*** RECORDS TO PROCESS ***
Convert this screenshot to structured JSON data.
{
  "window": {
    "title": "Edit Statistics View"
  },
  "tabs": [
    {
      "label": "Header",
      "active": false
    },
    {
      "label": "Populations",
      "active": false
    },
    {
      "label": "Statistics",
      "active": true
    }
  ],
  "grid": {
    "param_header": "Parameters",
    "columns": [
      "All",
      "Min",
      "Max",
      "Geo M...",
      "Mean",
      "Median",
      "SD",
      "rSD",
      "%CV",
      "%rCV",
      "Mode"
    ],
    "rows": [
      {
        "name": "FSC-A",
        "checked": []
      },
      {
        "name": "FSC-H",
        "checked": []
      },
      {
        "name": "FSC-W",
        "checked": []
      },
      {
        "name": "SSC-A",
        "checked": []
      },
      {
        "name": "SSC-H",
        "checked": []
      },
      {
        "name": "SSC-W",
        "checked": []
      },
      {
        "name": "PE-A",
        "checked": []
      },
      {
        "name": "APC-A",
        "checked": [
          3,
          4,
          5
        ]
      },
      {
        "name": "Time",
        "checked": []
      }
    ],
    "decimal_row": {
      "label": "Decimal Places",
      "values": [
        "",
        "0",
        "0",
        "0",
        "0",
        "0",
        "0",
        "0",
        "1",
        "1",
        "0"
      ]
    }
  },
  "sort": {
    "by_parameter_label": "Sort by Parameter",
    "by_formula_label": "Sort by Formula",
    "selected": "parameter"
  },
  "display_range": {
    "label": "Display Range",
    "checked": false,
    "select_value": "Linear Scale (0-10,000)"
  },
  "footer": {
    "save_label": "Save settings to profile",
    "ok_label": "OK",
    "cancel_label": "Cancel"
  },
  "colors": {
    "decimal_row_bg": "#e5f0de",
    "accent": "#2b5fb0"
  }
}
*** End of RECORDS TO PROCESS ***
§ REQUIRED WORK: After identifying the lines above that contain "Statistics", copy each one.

§ SOLVED EXERCISE:
    "title": "Edit Statistics View"
      "label": "Statistics",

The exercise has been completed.